April 24, 2017
Forthcoming Events at the Library of Congress May-July 2017
Note: Events subject to change; all telephone numbers are 202 area code; additional venue information provided below listingsMay 1 – June 30DISPLAYOngoing display of JFK materials that includes special biographical information about JFK and books written by the former president. Also featured are books about Kennedy in foreign languages. Available for view Monday - Saturday, 8:30 a.m.- 4:30 p.m. in the Great Hall South...
April 21, 2017
Author Will Discuss Young People's Book on Famous Interracial Marriage Case
The author of a book for young people about a famous legal case that cleared the way for interracial marriage in the United States will speak at the Library of Congress on May 3, as this year’s Jonah S. Eskin Memorial Program.Patricia Hruby Powell will speak about her new book, “Loving vs. Virginia,” which features illustrations by Shadra Strickland.
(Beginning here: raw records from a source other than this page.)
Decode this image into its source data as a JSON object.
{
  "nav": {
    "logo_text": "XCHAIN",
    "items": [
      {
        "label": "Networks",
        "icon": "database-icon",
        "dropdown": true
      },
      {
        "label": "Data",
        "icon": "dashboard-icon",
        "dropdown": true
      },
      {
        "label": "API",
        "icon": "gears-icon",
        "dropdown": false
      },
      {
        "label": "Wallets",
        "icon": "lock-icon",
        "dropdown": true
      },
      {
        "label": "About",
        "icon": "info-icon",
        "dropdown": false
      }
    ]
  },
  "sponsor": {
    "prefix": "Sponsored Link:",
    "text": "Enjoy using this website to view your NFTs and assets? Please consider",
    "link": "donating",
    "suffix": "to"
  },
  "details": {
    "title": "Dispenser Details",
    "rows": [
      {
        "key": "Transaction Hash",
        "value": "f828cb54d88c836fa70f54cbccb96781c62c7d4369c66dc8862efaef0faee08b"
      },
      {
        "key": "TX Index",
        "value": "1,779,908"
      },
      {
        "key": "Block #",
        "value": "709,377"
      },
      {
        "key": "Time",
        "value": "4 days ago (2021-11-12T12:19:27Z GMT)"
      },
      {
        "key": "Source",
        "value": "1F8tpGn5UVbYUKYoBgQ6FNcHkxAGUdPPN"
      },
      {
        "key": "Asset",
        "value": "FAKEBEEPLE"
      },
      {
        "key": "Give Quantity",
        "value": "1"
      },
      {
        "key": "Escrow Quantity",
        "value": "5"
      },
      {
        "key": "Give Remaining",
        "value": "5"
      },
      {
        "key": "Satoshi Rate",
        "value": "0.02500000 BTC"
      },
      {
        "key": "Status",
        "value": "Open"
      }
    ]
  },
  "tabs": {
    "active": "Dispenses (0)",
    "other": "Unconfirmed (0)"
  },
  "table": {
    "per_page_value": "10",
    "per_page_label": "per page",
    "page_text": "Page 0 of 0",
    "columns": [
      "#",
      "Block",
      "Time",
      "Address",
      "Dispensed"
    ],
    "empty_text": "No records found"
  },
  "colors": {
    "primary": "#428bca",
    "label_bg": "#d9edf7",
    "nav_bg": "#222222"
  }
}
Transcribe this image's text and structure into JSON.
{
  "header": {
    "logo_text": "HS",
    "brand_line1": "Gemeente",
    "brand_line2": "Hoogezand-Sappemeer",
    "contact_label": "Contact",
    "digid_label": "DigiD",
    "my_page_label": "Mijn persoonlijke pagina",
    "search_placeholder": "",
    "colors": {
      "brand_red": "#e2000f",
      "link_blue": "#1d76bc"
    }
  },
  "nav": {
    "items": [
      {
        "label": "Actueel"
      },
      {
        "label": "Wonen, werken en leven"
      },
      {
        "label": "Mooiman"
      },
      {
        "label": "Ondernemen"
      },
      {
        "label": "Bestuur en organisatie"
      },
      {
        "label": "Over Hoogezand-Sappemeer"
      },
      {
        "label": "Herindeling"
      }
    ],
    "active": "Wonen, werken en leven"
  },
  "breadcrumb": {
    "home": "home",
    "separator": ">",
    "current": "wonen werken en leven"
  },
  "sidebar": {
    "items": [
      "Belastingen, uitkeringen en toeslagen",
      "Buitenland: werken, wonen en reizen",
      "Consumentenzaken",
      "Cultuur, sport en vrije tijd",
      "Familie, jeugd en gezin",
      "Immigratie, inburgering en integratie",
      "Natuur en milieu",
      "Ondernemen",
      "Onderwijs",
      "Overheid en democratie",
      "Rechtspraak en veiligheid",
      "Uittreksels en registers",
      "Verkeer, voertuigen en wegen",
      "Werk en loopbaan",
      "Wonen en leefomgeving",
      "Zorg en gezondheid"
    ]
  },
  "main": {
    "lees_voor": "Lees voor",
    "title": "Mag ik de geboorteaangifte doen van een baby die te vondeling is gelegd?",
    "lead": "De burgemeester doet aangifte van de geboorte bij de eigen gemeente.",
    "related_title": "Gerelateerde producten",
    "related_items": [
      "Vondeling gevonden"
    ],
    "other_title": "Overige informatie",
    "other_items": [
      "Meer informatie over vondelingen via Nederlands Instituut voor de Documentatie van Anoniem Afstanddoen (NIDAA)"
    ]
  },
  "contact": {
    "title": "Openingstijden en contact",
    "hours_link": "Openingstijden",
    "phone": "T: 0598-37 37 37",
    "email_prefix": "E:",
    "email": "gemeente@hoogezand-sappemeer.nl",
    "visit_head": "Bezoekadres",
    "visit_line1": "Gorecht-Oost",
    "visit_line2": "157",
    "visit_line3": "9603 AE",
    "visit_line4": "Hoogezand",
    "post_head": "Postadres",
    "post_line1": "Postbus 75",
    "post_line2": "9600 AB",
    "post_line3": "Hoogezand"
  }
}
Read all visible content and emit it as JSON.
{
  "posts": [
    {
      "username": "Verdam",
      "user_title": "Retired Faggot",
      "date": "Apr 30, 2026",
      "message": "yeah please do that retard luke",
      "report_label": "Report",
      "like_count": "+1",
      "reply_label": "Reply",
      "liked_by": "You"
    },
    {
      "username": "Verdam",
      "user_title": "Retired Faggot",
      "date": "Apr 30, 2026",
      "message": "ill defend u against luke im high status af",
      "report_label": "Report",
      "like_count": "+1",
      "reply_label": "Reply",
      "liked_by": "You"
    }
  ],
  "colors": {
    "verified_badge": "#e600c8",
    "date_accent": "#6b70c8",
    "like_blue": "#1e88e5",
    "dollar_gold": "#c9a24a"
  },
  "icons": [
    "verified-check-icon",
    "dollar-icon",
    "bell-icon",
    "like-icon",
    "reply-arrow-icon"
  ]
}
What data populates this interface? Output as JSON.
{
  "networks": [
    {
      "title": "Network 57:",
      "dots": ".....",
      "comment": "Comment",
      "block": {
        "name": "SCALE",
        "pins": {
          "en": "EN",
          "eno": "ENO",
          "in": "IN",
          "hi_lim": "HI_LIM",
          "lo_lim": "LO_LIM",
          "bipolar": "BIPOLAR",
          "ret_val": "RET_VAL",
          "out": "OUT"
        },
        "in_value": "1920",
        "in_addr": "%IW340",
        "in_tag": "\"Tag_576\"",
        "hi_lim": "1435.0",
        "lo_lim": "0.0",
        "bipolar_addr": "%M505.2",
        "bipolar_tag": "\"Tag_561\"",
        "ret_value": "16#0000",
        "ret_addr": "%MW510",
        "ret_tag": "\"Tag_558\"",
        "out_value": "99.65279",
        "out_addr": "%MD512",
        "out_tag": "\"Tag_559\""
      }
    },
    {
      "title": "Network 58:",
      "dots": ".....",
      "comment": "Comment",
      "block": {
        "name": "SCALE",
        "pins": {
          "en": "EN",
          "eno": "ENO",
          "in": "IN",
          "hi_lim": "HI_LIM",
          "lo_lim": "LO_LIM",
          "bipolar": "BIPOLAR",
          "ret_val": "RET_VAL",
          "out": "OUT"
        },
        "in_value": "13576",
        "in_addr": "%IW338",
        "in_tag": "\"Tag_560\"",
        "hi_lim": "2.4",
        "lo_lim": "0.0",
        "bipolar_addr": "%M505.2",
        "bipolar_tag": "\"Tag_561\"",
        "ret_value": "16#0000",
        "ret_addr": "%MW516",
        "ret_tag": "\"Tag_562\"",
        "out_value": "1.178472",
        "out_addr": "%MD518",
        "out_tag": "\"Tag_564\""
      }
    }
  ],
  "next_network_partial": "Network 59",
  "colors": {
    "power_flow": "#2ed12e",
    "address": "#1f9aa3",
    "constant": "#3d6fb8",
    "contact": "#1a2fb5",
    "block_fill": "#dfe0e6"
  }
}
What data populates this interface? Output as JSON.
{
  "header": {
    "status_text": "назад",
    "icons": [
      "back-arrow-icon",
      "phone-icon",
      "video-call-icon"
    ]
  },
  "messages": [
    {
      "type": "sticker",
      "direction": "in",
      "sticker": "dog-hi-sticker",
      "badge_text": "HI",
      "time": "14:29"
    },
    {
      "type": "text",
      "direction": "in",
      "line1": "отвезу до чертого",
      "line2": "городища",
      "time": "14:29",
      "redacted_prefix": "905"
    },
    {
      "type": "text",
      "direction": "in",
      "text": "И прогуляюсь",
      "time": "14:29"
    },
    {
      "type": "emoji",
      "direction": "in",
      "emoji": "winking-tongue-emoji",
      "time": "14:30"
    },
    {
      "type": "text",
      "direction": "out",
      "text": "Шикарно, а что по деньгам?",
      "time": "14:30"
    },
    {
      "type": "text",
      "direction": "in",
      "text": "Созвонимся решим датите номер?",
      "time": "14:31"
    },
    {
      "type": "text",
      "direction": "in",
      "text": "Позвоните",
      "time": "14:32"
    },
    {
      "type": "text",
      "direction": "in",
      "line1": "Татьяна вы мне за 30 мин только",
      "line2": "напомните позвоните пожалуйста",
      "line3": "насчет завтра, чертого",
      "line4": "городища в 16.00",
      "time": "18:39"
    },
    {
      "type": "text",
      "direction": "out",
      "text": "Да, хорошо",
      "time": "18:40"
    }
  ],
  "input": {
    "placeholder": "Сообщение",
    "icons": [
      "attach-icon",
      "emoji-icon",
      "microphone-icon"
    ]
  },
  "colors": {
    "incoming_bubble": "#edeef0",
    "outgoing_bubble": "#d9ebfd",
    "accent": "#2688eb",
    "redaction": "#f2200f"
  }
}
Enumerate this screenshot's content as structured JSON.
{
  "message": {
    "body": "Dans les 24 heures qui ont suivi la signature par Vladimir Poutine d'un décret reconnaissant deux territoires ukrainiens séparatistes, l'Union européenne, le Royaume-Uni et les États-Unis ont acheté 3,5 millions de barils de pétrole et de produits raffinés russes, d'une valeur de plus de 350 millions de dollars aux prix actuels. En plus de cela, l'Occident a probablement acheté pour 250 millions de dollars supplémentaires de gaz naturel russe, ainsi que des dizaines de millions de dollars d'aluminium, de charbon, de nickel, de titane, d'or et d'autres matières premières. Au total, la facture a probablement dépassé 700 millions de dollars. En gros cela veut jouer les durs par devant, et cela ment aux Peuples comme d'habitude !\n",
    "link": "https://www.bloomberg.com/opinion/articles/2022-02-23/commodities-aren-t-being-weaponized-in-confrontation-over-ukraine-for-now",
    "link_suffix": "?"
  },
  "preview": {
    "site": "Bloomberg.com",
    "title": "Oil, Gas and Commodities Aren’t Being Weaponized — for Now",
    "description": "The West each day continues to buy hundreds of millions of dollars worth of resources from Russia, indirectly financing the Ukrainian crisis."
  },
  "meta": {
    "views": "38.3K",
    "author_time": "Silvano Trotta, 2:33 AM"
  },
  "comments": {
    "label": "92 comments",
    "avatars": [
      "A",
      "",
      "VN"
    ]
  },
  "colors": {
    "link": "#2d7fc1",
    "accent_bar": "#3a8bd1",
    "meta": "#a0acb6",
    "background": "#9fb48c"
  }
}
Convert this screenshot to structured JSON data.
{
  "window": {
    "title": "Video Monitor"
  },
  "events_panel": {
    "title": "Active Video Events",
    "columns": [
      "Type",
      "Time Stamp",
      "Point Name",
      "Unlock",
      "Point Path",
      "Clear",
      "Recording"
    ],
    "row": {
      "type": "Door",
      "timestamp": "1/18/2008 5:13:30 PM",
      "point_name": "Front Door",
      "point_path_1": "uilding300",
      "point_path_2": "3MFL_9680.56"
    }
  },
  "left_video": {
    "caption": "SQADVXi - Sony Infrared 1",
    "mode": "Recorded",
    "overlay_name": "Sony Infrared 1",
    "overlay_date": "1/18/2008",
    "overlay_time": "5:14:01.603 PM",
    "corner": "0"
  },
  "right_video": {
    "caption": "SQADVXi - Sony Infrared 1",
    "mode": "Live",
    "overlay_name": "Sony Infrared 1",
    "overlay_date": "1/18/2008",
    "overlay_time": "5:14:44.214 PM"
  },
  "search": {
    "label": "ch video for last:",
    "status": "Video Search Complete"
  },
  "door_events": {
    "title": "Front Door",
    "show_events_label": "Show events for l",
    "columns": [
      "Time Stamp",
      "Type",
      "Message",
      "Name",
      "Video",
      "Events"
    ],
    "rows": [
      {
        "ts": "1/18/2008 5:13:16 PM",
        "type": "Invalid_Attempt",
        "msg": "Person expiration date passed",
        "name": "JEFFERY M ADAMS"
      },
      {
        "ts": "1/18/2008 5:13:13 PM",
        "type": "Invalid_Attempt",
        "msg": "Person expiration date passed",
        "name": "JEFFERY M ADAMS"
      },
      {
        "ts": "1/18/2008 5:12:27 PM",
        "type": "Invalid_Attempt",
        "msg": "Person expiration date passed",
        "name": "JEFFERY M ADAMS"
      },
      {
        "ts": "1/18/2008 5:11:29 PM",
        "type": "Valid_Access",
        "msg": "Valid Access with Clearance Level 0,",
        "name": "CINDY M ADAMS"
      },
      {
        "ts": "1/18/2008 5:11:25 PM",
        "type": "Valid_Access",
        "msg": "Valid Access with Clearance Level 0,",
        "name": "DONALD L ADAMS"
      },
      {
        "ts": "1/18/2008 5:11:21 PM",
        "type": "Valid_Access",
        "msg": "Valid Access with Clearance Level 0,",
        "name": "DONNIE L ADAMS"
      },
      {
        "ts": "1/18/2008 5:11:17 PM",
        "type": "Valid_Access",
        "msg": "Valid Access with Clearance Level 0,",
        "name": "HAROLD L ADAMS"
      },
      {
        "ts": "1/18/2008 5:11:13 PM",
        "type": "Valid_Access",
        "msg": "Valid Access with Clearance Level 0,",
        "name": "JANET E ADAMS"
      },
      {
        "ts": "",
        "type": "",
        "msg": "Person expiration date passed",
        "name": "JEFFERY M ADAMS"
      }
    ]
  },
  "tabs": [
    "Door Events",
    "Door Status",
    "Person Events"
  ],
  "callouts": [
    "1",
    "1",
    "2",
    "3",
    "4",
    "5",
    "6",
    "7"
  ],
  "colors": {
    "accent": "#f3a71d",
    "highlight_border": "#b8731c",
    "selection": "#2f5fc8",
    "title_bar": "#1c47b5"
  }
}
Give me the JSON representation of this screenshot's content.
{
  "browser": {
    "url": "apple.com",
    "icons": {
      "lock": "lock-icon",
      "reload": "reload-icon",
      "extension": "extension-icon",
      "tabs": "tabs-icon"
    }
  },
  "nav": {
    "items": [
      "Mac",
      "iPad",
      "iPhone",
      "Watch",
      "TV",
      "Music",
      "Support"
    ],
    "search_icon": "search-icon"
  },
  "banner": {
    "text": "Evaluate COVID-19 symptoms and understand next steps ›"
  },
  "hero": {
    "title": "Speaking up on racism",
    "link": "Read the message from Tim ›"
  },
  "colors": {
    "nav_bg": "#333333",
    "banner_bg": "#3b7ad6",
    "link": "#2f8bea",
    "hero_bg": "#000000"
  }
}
Powell will lead a program...
April 4, 2017
"Echoes of the Great War: American Experiences of World War I" Opens Today
The Library of Congress today opens a major exhibition to commemorate the centennial of World War I. “Echoes of the Great War: American Experiences of World War I” tells the stories of Americans in the war, through correspondence, music, film, recorded sound, diaries, posters, photographs, scrapbooks, medals, maps and materials from the Veterans History Project.The exhibition is located in the Southwest Gallery on the...
National Recording Registry Picks Are "Over the Rainbow"
Judy Garland’s hit single “Over The Rainbow”; the original-cast album of “The Wiz”; the rap group N.W.A’s seminal album, “Straight Outta Compton”; the Eagles’ 1976 “Their Greatest Hits”; and the national anthem of black America have been designated as aural treasures worthy of preservation as part of America’s patrimony. Librarian of Congress Carla Hayden today named these recordings and 20 other titles to the...
March 20, 2017
Library Acquires Archives of Master Photographer Bob Adelman
The Library of Congress today announced the acquisition of the archives of Bob Adelman, one of the best-known photographers of the Civil Rights Movement of the 1960s. The collection, containing 575,000 high-quality images, was given to the Library as a gift from an anonymous donor.The materials, which represent a wide range of images covering the latter half of the 20th century, will be housed...
February 14, 2017
New Book Documents Civil Rights Movement In Photos from Outside Southern U.S.
Iconic images of the civil rights movement were largely photographed in the South. In a new volume of extraordinary photographs, historian Mark Speltz focuses on compelling civil rights images from north of the Mason-Dixon line, in places such as Philadelphia, Cleveland and Cedar Rapids, Iowa.Speltz will discuss and sign his book, “North of Dixie: Civil Rights Photography Beyond the South” (J. Paul Getty Museum,...
February 7, 2017
Pioneer in African-American History Is Subject of Book Discussion
Daniel Alexander Payne Murray (1852-1925) was only the second African American to work at the Library of Congress when he joined the staff in 1871; 10 years later he became assistant librarian, a position he held for 41 years. Murray bequeathed his papers to the Library upon his death in 1925.The story of Murray and the rise and fall of America’s black upper class...
Library of Congress Junior Fellows Display Collection Treasures
The Library of Congress Junior Fellows Summer Interns today presentedmore than 100 rare and unique items from 17 Library divisions. The display provides the opportunity for fellows to discuss the historic significance of the collection items they have researched during their 10-week internship.
Pioneer of National Black Press Is Subject of Book Discussion
The daughter of a Kentucky sharecropper, Alice Dunnigan rose from typist to Washington journalist as the first African-American female reporter acccredited to the White House. Author Carol McCabe Booker retells Dunnigan's story in an adaptation of her autobiography.